The legislator must be the primary sponsor of the bill or joint resolution that was enacted or the primary sponsor of a bill or joint resolution for which at least about one third of its text was incorporated into another bill or joint resolution that was enacted as law, as determined by an automated analysis. While a legislator may lay claim to authoring other bills that became law, these cases are difficult for us to track quantitatively. We also exclude bills where the sponsor’s original intent is not in the final bill.


 

Writing Bipartisan Bills

Kaine tends to gather cosponsors only on one side of the aisle. 10 of Kaine’s 21 bills and resolutions had both a Democratic cosponsor and a Republican cosponsor in the 114th Congress.

Compare to all Senate Sophomores (38th percentile); Senate Democrats (34th percentile); All Senators (38th percentile).


Additional Notes

The Speaker’s Votes: Missed votes are not computed for the Speaker of the House. According to current House rules, the Speaker of the House is not required to vote in “ordinary legislative proceedings.” In practice this means the Speaker of the House rarely votes but is not considered absent.

Leadership/Ideology: The leadership and ideology scores are not displayed for Members of Congress who introduced fewer than 10 bills, or, for ideology, for Members of Congress that have a low leadership score, as there is usually not enough data in these cases to compute reliable leadership and ideology statistics.

Missing Bills: We exclude bills from some statistics where the sponsor’s original intent is not in the final bill because the bill’s text was replaced in whole with unrelated provisions (i.e. it became a vehicle for passage of unrelated provisions).

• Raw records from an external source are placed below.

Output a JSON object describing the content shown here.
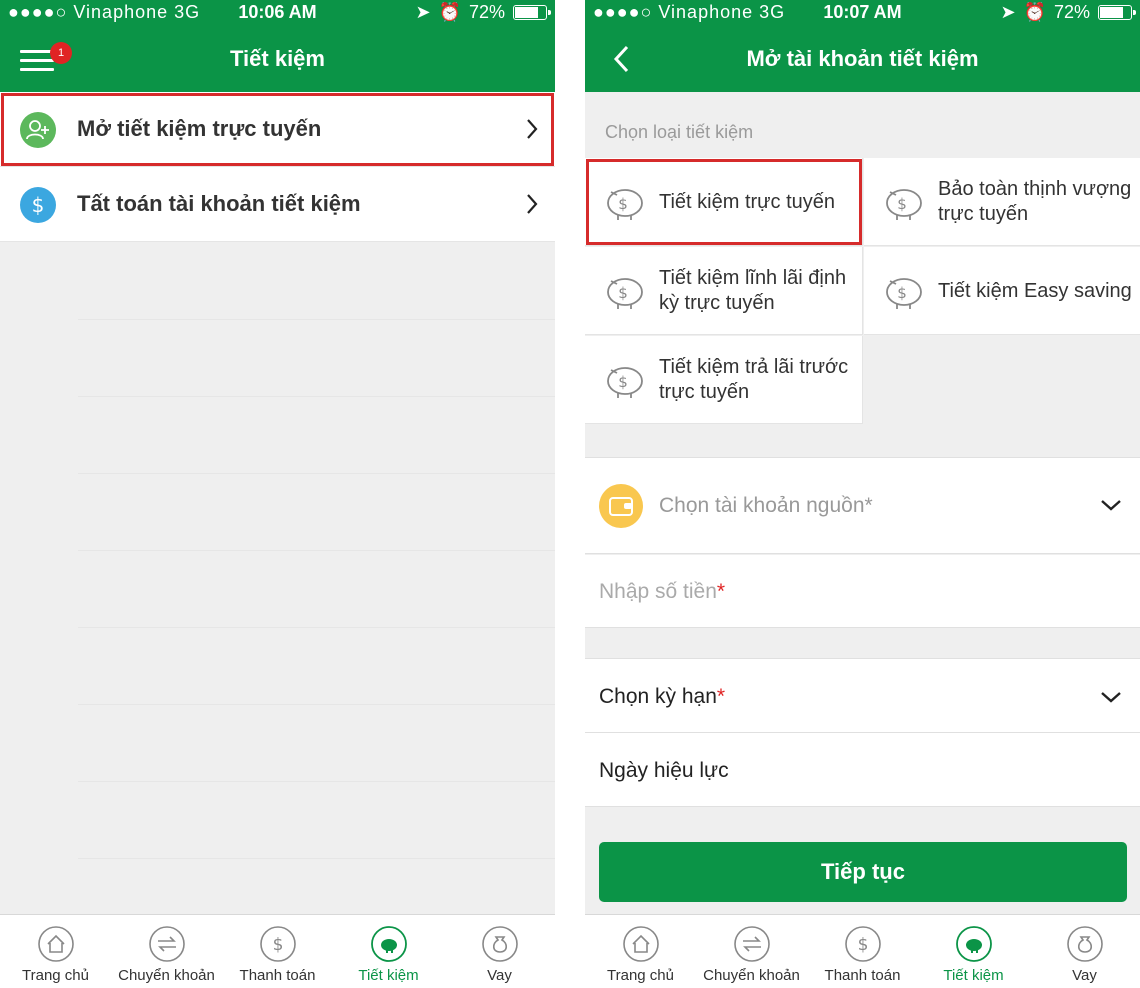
{
  "colors": {
    "brand": "#0b9447",
    "highlight": "#d62b2b",
    "badge": "#e02424"
  },
  "left_screen": {
    "status": {
      "signal": "●●●●○ Vinaphone   3G",
      "time": "10:06 AM",
      "battery": "72%"
    },
    "header": {
      "title": "Tiết kiệm",
      "badge_count": "1"
    },
    "menu_items": [
      {
        "label": "Mở tiết kiệm trực tuyến",
        "icon": "add-user-icon",
        "highlighted": true
      },
      {
        "label": "Tất toán tài khoản tiết kiệm",
        "icon": "dollar-icon",
        "highlighted": false
      }
    ]
  },
  "right_screen": {
    "status": {
      "signal": "●●●●○ Vinaphone   3G",
      "time": "10:07 AM",
      "battery": "72%"
    },
    "header": {
      "title": "Mở tài khoản tiết kiệm"
    },
    "section_label": "Chọn loại tiết kiệm",
    "savings_types": [
      {
        "label": "Tiết kiệm trực tuyến",
        "selected": true
      },
      {
        "label": "Bảo toàn thịnh vượng trực tuyến",
        "selected": false
      },
      {
        "label": "Tiết kiệm lĩnh lãi định kỳ trực tuyến",
        "selected": false
      },
      {
        "label": "Tiết kiệm Easy saving",
        "selected": false
      },
      {
        "label": "Tiết kiệm trả lãi trước trực tuyến",
        "selected": false
      }
    ],
    "source_account": {
      "placeholder": "Chọn tài khoản nguồn*"
    },
    "amount": {
      "placeholder": "Nhập số tiền",
      "required_mark": "*"
    },
    "term": {
      "label": "Chọn kỳ hạn",
      "required_mark": "*"
    },
    "effective_date": {
      "label": "Ngày hiệu lực"
    },
    "continue_label": "Tiếp tục"
  },
  "tabbar": {
    "tabs": [
      {
        "label": "Trang chủ",
        "icon": "home-icon"
      },
      {
        "label": "Chuyển khoản",
        "icon": "transfer-icon"
      },
      {
        "label": "Thanh toán",
        "icon": "dollar-icon"
      },
      {
        "label": "Tiết kiệm",
        "icon": "piggy-bank-icon",
        "active": true
      },
      {
        "label": "Vay",
        "icon": "money-bag-icon"
      }
    ]
  }
}
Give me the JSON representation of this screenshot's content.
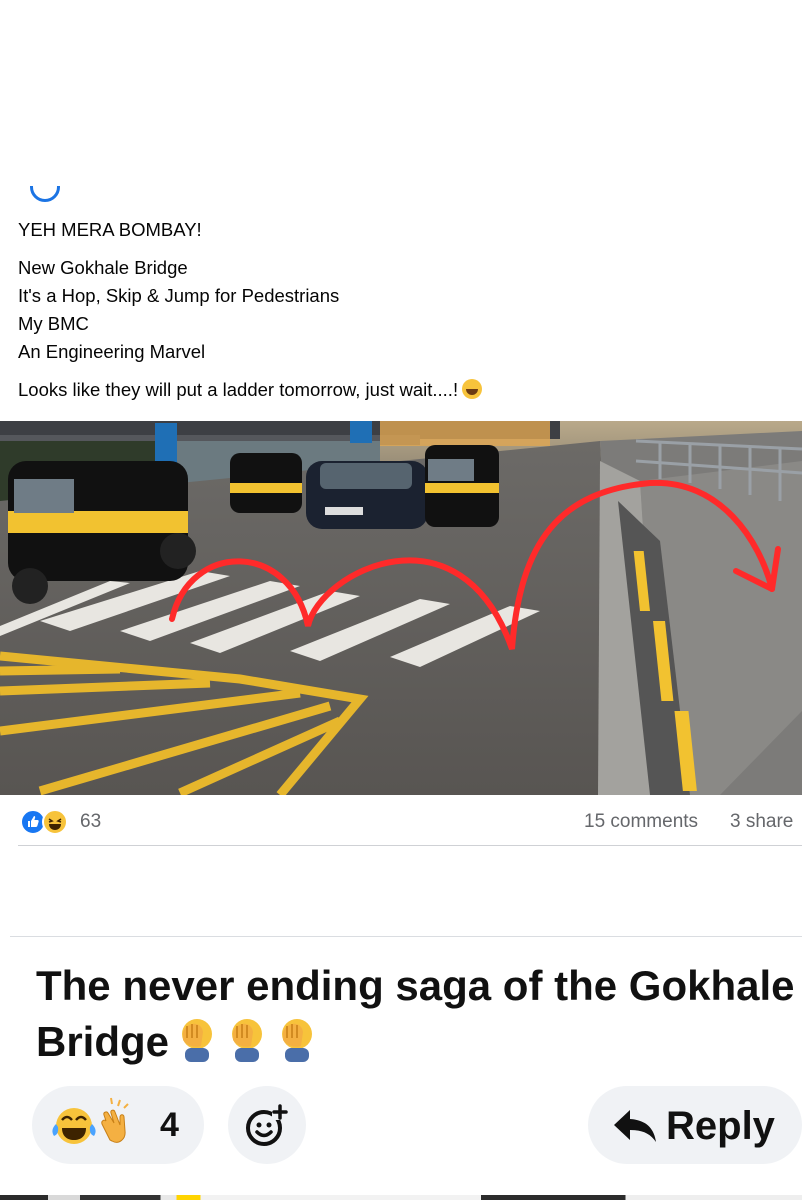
{
  "post": {
    "line1": "YEH MERA BOMBAY!",
    "line2": "New Gokhale Bridge",
    "line3": "It's a Hop, Skip & Jump for Pedestrians",
    "line4": "My BMC",
    "line5": "An Engineering Marvel",
    "line6": "Looks like they will put a ladder tomorrow, just wait....!",
    "line6_emoji": "laughing-emoji"
  },
  "photo": {
    "road_signs_color": "#1f6fb5",
    "marker_color": "#ff2a2a",
    "stripe_color": "#f2c230"
  },
  "reactions": {
    "icons": [
      "like-icon",
      "haha-icon"
    ],
    "count": "63",
    "comments": "15 comments",
    "shares": "3 share"
  },
  "comment": {
    "text": "The never ending saga of the Gokhale Bridge",
    "emojis": [
      "facepalm-icon",
      "facepalm-icon",
      "facepalm-icon"
    ],
    "reaction_icons": [
      "tears-of-joy-icon",
      "clapping-icon"
    ],
    "reaction_count": "4",
    "add_reaction_icon": "add-reaction-icon",
    "reply_icon": "reply-arrow-icon",
    "reply_label": "Reply"
  }
}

Ranking Members (RkMembs): The chair of a committee is always selected from the political party that holds the most seats in the chamber, called the “majority party”. The “ranking member” (sometimes “RkMembs”) is the title given to the senior-most member of the committee not in the majority party.

Freshmen/Sophomores: Freshmen and sophomores are Members of Congress whose first term (in the same chamber at the end of the 114th Congress) was the 114th Congress (freshmen) or 113th (sophomores). Members of Congress who took office within the last few months of a Congress are considered freshmen in the next Congress as well.